"We [are] appealing to you to do the right thing."

WASHINGTON -- Law enforcement authorities on Monday urged hackers on the Dark Web, a shadowy part of the Internet that requires special software to access, to provide dirt on the thieves who recently leaked data from the affairs website Ashley Madison. The website's Canada-based parent company, Avid Life Media, is offering a reward of CA$500,000 (about $379,132 in U.S. dollars) for information leading to the arrest and prosecution of those responsible.

Hackers calling themselves the Impact Team dumped a massive amount of stolen data from Ashley Madison on the Internet last week. So far, the leaks have included personally identifiable information from the website's millions of users, as well as the emails of Noel Biderman, CEO of Avid Life Media. The hackers reportedly told Motherboard they are sitting on more employee emails and user photos, including "dick pictures."

"To the hacking community who engage in discussions on the Dark Web and who no doubt have information that could assist this investigation, we [are] appealing to you to do the right thing," said Bryce Evans, acting staff superintendent of the Toronto Police Service, in a press conference on Monday.

Evans urged the hacking community to "acknowledge that this is a unique situation that has caused enormous social and economic fallout. You know the Impact Team has crossed the line."

Canadian police forces are working with a number of other law enforcement agencies, including the FBI. Officials on Monday described some of the fallout of the hack, including credit card exploitation, "hate crimes" and two unconfirmed reports of suicides linked to the leak.

Law enforcement officials did not comment further on the reports of suicide. News outlets have reported that a San Antonio police captain took his own life after his email was allegedly leaked. Some 15,000 of the email addresses included in the breach appear to be government and military accounts, CNN reported, although it's unclear which of those accounts have been verified.

Officials provided few details about the identity of the hackers in the press conference, but Evans said the investigation -- which he called "Project Unicorn" -- is progressing in a "positive fashion." Some security experts have speculated that the hack was an inside job, but officials at Monday's press conference did not indicate whether that was a particular focus of the investigation.

Evans noted that several employees at Avid Life Media received a threatening message on their computers in July, accompanied by the song "Thunderstruck" by AC/DC. Evans said the company has been fully cooperative with the police investigation. As of Monday, he said, "the investigative team has found no criminal wrongdoing involving Avid Life Media." 

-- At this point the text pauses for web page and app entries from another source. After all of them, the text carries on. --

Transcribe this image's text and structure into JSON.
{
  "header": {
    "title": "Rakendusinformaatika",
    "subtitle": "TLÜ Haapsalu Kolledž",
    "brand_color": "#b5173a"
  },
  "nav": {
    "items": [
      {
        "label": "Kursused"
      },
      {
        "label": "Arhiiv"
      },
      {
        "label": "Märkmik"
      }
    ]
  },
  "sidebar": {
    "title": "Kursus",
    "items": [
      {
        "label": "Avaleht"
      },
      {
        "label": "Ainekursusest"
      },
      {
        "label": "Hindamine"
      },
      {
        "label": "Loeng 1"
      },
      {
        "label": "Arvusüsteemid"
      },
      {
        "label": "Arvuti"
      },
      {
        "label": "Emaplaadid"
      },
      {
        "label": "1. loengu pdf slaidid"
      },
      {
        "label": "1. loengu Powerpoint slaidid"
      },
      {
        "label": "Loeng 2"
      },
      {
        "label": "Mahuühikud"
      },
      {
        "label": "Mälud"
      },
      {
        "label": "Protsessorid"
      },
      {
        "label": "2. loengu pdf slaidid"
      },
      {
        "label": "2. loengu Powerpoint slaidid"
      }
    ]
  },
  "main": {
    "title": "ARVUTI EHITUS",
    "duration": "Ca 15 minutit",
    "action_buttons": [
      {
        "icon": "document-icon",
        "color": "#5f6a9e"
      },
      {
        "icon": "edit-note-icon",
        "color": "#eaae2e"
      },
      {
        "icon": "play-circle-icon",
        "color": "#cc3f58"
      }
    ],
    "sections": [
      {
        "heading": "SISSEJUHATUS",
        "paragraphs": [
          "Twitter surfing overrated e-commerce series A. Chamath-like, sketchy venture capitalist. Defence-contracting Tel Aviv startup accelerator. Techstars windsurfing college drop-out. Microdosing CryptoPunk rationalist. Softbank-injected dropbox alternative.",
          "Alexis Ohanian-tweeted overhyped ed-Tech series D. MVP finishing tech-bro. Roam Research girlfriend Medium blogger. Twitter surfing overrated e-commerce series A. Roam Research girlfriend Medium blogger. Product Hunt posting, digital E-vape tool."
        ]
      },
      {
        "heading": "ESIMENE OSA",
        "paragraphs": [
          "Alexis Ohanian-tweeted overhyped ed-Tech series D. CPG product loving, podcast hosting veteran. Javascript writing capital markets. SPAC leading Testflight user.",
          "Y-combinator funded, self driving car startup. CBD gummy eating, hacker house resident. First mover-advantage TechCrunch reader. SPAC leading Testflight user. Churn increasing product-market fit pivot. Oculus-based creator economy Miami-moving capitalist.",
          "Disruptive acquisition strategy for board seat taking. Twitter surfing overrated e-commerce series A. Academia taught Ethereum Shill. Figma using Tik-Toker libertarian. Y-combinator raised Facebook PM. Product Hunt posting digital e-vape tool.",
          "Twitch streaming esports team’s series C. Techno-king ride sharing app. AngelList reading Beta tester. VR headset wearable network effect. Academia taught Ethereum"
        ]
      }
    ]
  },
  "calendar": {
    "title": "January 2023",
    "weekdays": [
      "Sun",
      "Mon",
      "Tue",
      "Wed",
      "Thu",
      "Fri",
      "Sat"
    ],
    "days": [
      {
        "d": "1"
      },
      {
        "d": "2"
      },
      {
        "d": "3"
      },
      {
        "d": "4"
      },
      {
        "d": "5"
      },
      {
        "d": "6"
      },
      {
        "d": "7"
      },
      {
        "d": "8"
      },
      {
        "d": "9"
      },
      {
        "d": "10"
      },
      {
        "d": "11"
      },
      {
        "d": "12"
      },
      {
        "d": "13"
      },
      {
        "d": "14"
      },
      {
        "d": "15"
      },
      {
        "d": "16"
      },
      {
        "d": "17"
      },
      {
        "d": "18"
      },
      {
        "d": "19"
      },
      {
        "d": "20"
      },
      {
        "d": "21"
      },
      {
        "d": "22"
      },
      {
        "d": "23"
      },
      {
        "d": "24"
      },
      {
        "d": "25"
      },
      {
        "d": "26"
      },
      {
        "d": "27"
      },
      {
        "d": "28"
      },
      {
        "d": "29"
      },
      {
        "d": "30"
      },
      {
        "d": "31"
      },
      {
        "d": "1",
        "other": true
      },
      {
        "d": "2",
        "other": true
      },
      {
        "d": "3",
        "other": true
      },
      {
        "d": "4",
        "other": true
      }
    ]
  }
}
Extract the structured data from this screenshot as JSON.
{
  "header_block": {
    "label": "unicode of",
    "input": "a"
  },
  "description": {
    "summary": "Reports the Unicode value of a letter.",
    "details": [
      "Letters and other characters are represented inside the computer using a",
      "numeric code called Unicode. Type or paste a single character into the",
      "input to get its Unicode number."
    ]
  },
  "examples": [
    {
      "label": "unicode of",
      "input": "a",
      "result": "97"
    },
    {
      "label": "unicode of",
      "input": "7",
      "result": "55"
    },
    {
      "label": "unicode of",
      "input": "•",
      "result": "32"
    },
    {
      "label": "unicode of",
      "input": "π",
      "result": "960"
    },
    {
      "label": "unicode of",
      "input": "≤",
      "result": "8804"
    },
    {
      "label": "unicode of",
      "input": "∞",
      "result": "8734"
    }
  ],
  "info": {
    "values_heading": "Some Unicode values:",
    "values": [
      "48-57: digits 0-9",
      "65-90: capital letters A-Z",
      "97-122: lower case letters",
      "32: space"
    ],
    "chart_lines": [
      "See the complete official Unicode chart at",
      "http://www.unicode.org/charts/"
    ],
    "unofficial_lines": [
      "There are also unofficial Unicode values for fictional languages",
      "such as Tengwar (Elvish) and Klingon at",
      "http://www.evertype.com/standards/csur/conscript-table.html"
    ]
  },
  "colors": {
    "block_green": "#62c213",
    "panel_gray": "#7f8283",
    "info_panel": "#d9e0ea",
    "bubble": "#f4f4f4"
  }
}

Need help? In the U.S., call 1-800-273-8255 for the National Suicide Prevention Lifeline.

Language has been added to clarify that Avid Life's offer of a $500,000 reward is in Canadian dollars.